Albert, Barney, and Curtis were questioned about the murder of Dwight. Evidence at the scene of the
crime indicated a lawyer might have been implicated in Dwight's murder. Each suspect made two statements, as follows:
- Albert said he was not a lawyer and that he did not kill Dwight.
- Barney said he was a lawyer and he did not kill Dwight.
- Curtis said he was not a lawyer and a lawyer killed Dwight.

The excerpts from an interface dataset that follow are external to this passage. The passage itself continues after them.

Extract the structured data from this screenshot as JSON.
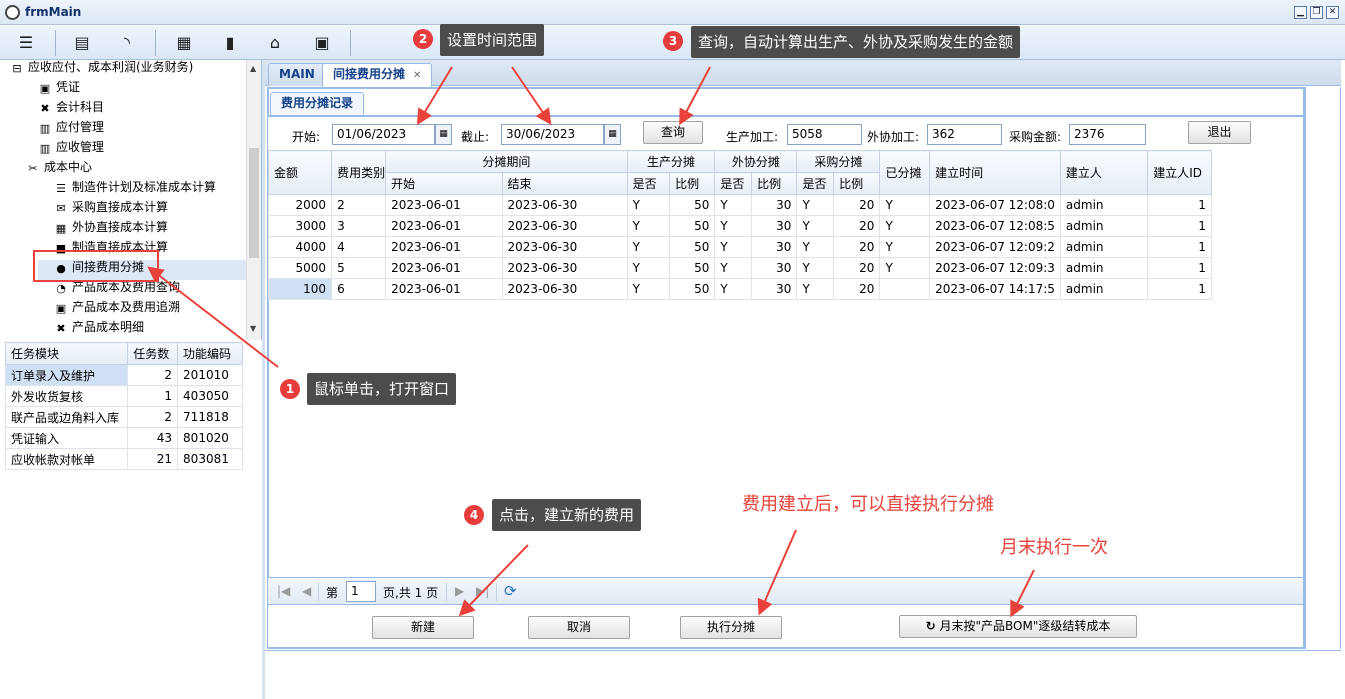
{
  "window": {
    "title": "frmMain"
  },
  "toolbar": {
    "icons": [
      "menu-icon",
      "calculator-icon",
      "rss-icon",
      "calendar-icon",
      "bookmark-icon",
      "inbox-icon",
      "image-icon"
    ]
  },
  "tree": {
    "items": [
      {
        "label": "应收应付、成本利润(业务财务)",
        "icon": "⊟",
        "indent": 0
      },
      {
        "label": "凭证",
        "icon": "▣",
        "indent": 2
      },
      {
        "label": "会计科目",
        "icon": "✖",
        "indent": 2
      },
      {
        "label": "应付管理",
        "icon": "▥",
        "indent": 2
      },
      {
        "label": "应收管理",
        "icon": "▥",
        "indent": 2
      },
      {
        "label": "成本中心",
        "icon": "✂",
        "indent": 1
      },
      {
        "label": "制造件计划及标准成本计算",
        "icon": "☰",
        "indent": 3
      },
      {
        "label": "采购直接成本计算",
        "icon": "✉",
        "indent": 3
      },
      {
        "label": "外协直接成本计算",
        "icon": "▦",
        "indent": 3
      },
      {
        "label": "制造直接成本计算",
        "icon": "■",
        "indent": 3
      },
      {
        "label": "间接费用分摊",
        "icon": "●",
        "indent": 3
      },
      {
        "label": "产品成本及费用查询",
        "icon": "◔",
        "indent": 3
      },
      {
        "label": "产品成本及费用追溯",
        "icon": "▣",
        "indent": 3
      },
      {
        "label": "产品成本明细",
        "icon": "✖",
        "indent": 3
      }
    ]
  },
  "tasks": {
    "headers": [
      "任务模块",
      "任务数",
      "功能编码"
    ],
    "rows": [
      [
        "订单录入及维护",
        "2",
        "201010"
      ],
      [
        "外发收货复核",
        "1",
        "403050"
      ],
      [
        "联产品或边角料入库",
        "2",
        "711818"
      ],
      [
        "凭证输入",
        "43",
        "801020"
      ],
      [
        "应收帐款对帐单",
        "21",
        "803081"
      ]
    ]
  },
  "tabs": {
    "main": "MAIN",
    "active": "间接费用分摊"
  },
  "subtab": "费用分摊记录",
  "filter": {
    "start_label": "开始:",
    "start_value": "01/06/2023",
    "end_label": "截止:",
    "end_value": "30/06/2023",
    "query": "查询",
    "prod_label": "生产加工:",
    "prod_value": "5058",
    "outs_label": "外协加工:",
    "outs_value": "362",
    "purch_label": "采购金额:",
    "purch_value": "2376",
    "exit": "退出"
  },
  "grid": {
    "h_amount": "金额",
    "h_type": "费用类别",
    "h_period": "分摊期间",
    "h_start": "开始",
    "h_end": "结束",
    "h_prod": "生产分摊",
    "h_outs": "外协分摊",
    "h_purch": "采购分摊",
    "h_yes": "是否",
    "h_ratio": "比例",
    "h_done": "已分摊",
    "h_created": "建立时间",
    "h_creator": "建立人",
    "h_creator_id": "建立人ID",
    "rows": [
      [
        "2000",
        "2",
        "2023-06-01",
        "2023-06-30",
        "Y",
        "50",
        "Y",
        "30",
        "Y",
        "20",
        "Y",
        "2023-06-07 12:08:0",
        "admin",
        "1"
      ],
      [
        "3000",
        "3",
        "2023-06-01",
        "2023-06-30",
        "Y",
        "50",
        "Y",
        "30",
        "Y",
        "20",
        "Y",
        "2023-06-07 12:08:5",
        "admin",
        "1"
      ],
      [
        "4000",
        "4",
        "2023-06-01",
        "2023-06-30",
        "Y",
        "50",
        "Y",
        "30",
        "Y",
        "20",
        "Y",
        "2023-06-07 12:09:2",
        "admin",
        "1"
      ],
      [
        "5000",
        "5",
        "2023-06-01",
        "2023-06-30",
        "Y",
        "50",
        "Y",
        "30",
        "Y",
        "20",
        "Y",
        "2023-06-07 12:09:3",
        "admin",
        "1"
      ],
      [
        "100",
        "6",
        "2023-06-01",
        "2023-06-30",
        "Y",
        "50",
        "Y",
        "30",
        "Y",
        "20",
        "",
        "2023-06-07 14:17:5",
        "admin",
        "1"
      ]
    ]
  },
  "pager": {
    "page_prefix": "第",
    "page_value": "1",
    "page_suffix": "页,共 1 页"
  },
  "buttons": {
    "new": "新建",
    "cancel": "取消",
    "execute": "执行分摊",
    "monthly": "月末按\"产品BOM\"逐级结转成本"
  },
  "annotations": {
    "c1": "鼠标单击，打开窗口",
    "n1": "1",
    "c2": "设置时间范围",
    "n2": "2",
    "c3": "查询，自动计算出生产、外协及采购发生的金额",
    "n3": "3",
    "c4": "点击，建立新的费用",
    "n4": "4",
    "red1": "费用建立后，可以直接执行分摊",
    "red2": "月末执行一次"
  },
  "colors": {
    "accent": "#15428b",
    "annotation_red": "#e8423a",
    "callout_bg": "#4c4c4c"
  }
}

The police subsequently discovered that only two of the statements quoted above were true, and only
one of the three suspects was not a lawyer.
Which of the suspects killed Dwight?
There are only 3 possibilities for who's not a lawyer and 3 for who's the killer, and for the 9 possible combinations there are 6 statements to evaluate for each possibility. I'd rather program my computer to evaluate all 9 sets of 6, and see which amount to two true statements out of the six:
n$(1) = "Albert "
n$(2) = "Barney "
n$(3) = "Curtis "
FOR notlaw = 1 TO 3
FOR k = 1 TO 3
true = 0
IF notlaw = 1 THEN true = true + 1: a1 = 1: ELSE a1 = 0
IF k <> 1 THEN true = true + 1: a2 = 1: ELSE a2 = 0
IF notlaw <> 2 THEN true = true + 1: b1 = 1: ELSE b1 = 0
IF k <> 2 THEN true = true + 1: b2 = 1: ELSE b2 = 0
IF notlaw = 3 THEN true = true + 1: c1 = 1: ELSE c1 = 0
IF k <> notlaw THEN true = true + 1: c2 = 1: ELSE c2 = 0
IF true = 2 THEN
PRINT "Lawyers: ";
FOR i = 1 TO 3
IF notlaw <> i THEN PRINT n$(i);
PRINT "Killer: "; n$(k)
PRINT "True statements: ";
IF a1 THEN PRINT "A1 ";
IF a2 THEN PRINT "A2 ";
IF b1 THEN PRINT "B1 ";
IF b2 THEN PRINT "B2 ";
IF c1 THEN PRINT "C1 ";
IF c2 THEN PRINT "C2 ";
As a result we find:
Lawyers: Albert Curtis
True statements: B2 C2
Posted by Charlie
on 2012-11-13 12:26:17